Mr Haque identified the grey market as the key challenge for local manufacturers.
Realme, one of the fastest-growing brands globally, began manufacturing at its Gazipur plant this year, creating more than 600 direct employment.
Its annual production capacity in Bangladesh is 2.0-million unit smartphones, although nearly 40 per cent of the capacity has been used in recent times, according to company executives.
According to global research firm Counterpoint, Realme's market share in Bangladesh was 6.0 per cent as of August 28.
"In Bangladesh, it grew 1,000 per cent QoQ (albeit from a low base) to take 6.0 per cent of the market," a Counterpoint report said.
Another popular brand Oppo has been assembling smartphones from its factory since October 2019.
In a statement to the FE, it said Bangladesh is a very important market for international telecom vendors as the demand for smartphones is growing at a very steady rate.
"Assembling smartphones locally ensures greater cost efficiency in operations, which enables us to charge a very reasonable price for our handsets."
Oppo Bangladesh's plant has a production capacity of approximately 4.0 million per year and also generated employment for 650 people.

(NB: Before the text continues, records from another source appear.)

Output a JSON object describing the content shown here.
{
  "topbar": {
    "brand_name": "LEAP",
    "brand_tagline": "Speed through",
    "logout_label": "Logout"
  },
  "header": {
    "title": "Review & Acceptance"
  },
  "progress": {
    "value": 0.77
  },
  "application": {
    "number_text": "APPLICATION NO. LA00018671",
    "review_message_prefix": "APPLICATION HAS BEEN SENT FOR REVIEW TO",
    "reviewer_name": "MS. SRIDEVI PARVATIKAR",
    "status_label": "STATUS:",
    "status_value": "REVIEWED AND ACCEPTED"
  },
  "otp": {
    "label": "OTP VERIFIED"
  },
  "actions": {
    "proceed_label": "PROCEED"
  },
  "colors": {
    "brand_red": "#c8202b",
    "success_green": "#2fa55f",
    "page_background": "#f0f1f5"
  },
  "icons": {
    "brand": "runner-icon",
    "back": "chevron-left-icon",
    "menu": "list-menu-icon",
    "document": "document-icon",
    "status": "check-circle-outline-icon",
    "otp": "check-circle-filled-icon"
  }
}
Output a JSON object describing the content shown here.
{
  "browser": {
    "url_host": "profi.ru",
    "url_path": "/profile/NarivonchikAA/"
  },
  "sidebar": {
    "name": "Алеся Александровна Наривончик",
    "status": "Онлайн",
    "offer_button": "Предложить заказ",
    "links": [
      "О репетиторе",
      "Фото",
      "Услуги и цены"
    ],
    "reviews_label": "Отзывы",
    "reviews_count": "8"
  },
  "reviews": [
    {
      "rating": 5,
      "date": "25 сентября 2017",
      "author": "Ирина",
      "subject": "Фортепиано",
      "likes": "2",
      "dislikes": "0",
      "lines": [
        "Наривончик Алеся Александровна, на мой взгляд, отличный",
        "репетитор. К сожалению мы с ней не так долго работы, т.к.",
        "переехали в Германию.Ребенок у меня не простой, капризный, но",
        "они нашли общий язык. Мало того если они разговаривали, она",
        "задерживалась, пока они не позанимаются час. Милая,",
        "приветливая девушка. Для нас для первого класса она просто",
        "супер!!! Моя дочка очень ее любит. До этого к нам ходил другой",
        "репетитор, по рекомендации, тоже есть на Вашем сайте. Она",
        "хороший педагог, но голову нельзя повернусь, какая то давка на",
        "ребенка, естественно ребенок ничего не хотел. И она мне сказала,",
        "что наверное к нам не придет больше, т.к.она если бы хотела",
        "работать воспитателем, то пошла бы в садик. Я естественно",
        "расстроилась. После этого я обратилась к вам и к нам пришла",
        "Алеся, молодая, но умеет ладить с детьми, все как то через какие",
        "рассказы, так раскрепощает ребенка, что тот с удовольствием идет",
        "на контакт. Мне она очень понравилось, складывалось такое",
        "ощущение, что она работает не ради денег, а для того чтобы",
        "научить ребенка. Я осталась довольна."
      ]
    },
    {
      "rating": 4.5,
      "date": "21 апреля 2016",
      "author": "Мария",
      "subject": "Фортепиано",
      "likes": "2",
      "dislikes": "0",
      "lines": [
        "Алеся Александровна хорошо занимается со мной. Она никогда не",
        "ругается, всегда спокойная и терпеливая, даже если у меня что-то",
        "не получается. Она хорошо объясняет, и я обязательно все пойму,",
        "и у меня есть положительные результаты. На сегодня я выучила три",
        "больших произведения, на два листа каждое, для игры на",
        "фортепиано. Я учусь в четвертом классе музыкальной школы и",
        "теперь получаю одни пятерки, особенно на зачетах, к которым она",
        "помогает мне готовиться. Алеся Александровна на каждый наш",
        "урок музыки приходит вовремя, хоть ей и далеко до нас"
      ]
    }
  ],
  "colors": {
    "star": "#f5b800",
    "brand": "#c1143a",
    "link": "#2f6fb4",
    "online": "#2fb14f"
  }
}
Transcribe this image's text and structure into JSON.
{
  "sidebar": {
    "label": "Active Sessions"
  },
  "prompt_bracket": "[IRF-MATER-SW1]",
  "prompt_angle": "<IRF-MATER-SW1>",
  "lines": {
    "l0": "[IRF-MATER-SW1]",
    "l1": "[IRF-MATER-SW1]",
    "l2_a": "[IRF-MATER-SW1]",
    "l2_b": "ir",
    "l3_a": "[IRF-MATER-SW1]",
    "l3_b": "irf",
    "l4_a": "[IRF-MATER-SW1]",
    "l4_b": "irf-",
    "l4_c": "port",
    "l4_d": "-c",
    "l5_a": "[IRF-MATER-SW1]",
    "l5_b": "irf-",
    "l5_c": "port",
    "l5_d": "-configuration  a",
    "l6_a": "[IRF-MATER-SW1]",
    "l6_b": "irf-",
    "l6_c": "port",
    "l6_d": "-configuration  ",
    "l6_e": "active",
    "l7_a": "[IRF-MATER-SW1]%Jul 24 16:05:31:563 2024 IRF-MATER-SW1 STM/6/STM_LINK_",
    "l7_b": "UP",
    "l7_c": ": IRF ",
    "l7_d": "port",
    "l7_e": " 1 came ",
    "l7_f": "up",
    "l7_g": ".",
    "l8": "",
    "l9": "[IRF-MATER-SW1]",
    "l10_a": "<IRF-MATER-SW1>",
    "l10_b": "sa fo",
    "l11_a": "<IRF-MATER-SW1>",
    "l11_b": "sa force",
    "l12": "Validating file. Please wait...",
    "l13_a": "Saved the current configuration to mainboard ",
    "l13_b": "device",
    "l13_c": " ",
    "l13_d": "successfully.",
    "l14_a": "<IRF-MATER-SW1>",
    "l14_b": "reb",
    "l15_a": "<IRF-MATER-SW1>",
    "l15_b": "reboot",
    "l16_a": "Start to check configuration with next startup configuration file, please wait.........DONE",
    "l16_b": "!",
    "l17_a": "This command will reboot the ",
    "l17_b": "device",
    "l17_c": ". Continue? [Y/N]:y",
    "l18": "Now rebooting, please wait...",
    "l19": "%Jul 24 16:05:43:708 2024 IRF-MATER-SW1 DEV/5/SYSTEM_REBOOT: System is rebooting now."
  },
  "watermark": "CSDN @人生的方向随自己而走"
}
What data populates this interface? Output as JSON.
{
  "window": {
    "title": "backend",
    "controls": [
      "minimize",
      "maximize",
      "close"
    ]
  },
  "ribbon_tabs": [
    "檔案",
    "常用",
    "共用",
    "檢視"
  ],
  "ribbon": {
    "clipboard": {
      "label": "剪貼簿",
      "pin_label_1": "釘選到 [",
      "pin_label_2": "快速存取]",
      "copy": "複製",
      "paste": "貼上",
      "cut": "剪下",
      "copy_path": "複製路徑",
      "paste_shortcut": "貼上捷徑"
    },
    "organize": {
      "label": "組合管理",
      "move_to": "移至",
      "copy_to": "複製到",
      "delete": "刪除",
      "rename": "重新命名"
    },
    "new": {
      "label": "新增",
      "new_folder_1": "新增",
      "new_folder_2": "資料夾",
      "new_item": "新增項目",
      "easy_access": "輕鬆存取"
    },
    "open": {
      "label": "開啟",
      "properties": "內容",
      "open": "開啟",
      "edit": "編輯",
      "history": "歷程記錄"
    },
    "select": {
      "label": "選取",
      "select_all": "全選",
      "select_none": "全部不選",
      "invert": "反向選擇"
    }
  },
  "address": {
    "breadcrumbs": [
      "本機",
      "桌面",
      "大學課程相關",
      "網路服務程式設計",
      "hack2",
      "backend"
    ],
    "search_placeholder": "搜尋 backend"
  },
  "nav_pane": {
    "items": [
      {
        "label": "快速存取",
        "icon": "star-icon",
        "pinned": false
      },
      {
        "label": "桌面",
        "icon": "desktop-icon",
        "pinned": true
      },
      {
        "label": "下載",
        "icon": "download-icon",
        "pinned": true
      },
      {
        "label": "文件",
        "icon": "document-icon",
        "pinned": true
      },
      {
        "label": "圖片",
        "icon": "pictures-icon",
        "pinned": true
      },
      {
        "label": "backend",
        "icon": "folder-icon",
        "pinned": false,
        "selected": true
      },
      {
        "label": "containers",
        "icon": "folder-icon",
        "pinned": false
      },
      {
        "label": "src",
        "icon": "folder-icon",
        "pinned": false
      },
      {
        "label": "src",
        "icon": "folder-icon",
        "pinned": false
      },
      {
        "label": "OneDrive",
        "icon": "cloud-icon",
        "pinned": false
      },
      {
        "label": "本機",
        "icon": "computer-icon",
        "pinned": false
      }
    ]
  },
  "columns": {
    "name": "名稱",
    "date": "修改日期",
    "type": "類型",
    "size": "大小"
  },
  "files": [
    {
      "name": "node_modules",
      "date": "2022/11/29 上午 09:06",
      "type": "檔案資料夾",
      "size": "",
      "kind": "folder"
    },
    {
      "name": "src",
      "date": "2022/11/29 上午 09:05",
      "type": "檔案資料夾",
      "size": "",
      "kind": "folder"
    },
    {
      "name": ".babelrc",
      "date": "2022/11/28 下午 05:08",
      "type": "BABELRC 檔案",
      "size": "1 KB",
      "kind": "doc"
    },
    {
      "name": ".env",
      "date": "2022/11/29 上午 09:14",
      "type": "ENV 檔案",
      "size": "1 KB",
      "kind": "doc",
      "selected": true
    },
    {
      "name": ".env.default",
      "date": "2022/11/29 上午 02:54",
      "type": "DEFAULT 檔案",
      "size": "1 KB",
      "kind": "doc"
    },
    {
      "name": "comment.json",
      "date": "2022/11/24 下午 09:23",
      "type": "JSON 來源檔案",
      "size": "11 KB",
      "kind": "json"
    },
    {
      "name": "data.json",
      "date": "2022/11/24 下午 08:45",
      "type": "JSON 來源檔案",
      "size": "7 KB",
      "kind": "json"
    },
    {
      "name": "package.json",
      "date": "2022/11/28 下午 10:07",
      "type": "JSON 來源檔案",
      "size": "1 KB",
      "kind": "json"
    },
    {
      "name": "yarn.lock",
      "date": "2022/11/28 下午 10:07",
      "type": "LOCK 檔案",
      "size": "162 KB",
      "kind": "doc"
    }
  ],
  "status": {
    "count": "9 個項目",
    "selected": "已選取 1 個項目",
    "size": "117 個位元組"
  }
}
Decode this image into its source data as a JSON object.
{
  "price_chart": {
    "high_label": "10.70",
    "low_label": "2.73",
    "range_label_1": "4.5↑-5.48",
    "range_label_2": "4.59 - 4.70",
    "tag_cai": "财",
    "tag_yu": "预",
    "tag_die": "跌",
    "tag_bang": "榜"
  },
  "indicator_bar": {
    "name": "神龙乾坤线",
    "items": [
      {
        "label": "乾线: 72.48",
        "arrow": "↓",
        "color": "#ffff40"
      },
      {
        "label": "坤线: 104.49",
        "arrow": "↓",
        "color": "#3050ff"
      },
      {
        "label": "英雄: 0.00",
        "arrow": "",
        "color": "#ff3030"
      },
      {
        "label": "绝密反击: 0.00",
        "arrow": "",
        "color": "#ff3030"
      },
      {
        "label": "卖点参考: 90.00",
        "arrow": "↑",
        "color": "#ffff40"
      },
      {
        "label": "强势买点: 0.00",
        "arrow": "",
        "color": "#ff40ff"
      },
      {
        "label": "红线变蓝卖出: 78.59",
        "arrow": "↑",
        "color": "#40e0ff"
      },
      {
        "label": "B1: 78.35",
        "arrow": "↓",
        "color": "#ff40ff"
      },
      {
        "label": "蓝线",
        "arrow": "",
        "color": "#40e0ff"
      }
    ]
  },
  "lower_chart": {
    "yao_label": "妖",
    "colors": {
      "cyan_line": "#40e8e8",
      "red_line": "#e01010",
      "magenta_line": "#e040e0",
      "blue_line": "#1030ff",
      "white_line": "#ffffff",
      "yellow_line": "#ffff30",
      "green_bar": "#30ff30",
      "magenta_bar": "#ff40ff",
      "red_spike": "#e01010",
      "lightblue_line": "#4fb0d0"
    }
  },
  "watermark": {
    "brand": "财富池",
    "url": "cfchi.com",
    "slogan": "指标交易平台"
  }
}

With 11-per cent smartphone market share, Oppo plans to launch outstanding smartphones and smart devices for a growing number of consumers here following all the SOPs set by the government.
"We're developing an integrated ecosystem to increase smartphone penetration as we continue to prepare for 5G technology in Bangladesh," reads the Oppo statement.
Top brass of the vendors in Bangladesh said they made a good comeback after the coronavirus lockdown period as the demand has been picking up.
They said many people now depend on smartphones for online activities, both professional or academic.
The executives, however, suggested introducing a National Equipment Identity Register (NEIR), a system used to check the use of fake handsets.
"It could help check crimes related to mobile phones, in addition to saving the legal mobile manufacturers," Samsung Bangladesh said.
He hoped Bangladesh would manufacture 90 per cent of the total local demand by the late next year.
Currently, other mobile brands like Vivo, Winstar, Lava and Five Star are manufacturing or assembling locally.
The once global market leader Nokia is also about to start manufacturing locally, sources said.